# Exercise input
____________________

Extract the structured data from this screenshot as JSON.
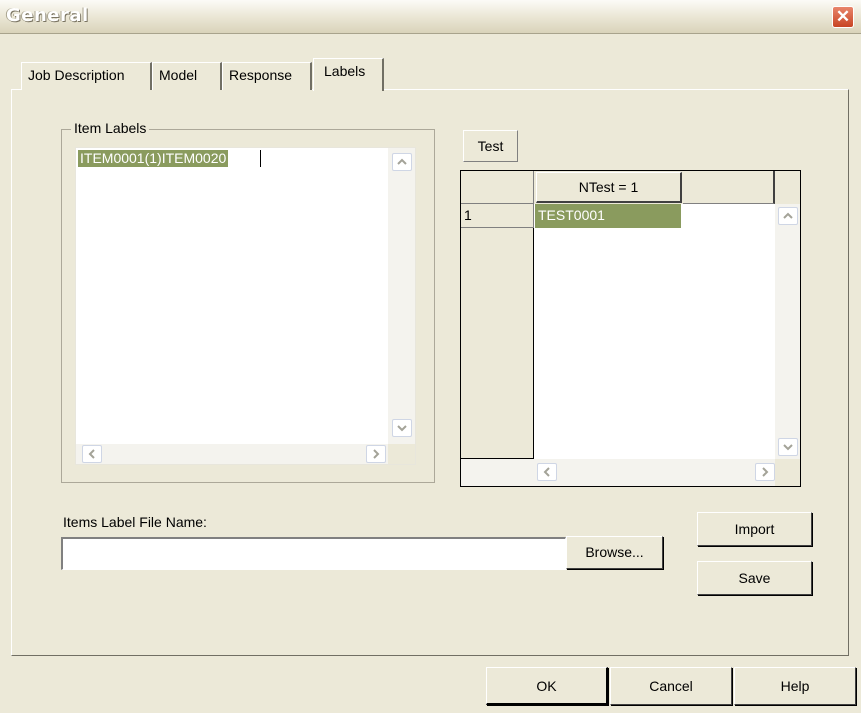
{
  "window": {
    "title": "General",
    "close_symbol": "✕"
  },
  "tabs": [
    {
      "label": "Job Description",
      "active": false
    },
    {
      "label": "Model",
      "active": false
    },
    {
      "label": "Response",
      "active": false
    },
    {
      "label": "Labels",
      "active": true
    }
  ],
  "item_labels": {
    "group_label": "Item Labels",
    "items": [
      "ITEM0001(1)ITEM0020"
    ]
  },
  "test": {
    "button_label": "Test",
    "grid": {
      "column_header": "NTest = 1",
      "rows": [
        {
          "row_number": "1",
          "value": "TEST0001"
        }
      ]
    }
  },
  "file": {
    "label": "Items Label File Name:",
    "value": "",
    "browse_label": "Browse...",
    "import_label": "Import",
    "save_label": "Save"
  },
  "footer": {
    "ok_label": "OK",
    "cancel_label": "Cancel",
    "help_label": "Help"
  },
  "colors": {
    "dialog_bg": "#ece9d8",
    "selection": "#8a9b5e",
    "close_button": "#d2502f"
  },
  "icons": {
    "close": "close-icon",
    "up": "scroll-up-arrow-icon",
    "down": "scroll-down-arrow-icon",
    "left": "scroll-left-arrow-icon",
    "right": "scroll-right-arrow-icon"
  }
}
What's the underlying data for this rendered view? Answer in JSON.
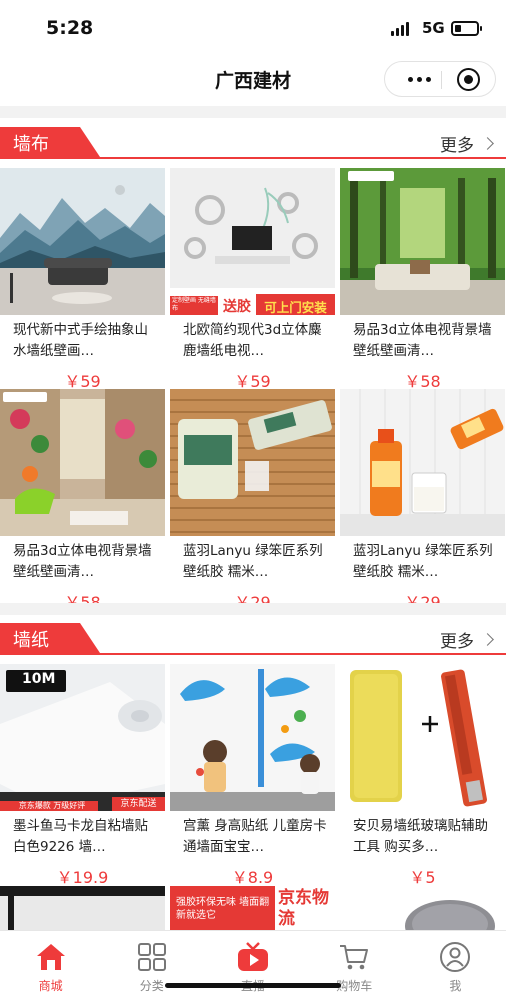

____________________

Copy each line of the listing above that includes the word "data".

# Solution to this exercise
Extract the structured data from this screenshot as JSON.
What's the underlying data for this rendered view? Answer in JSON.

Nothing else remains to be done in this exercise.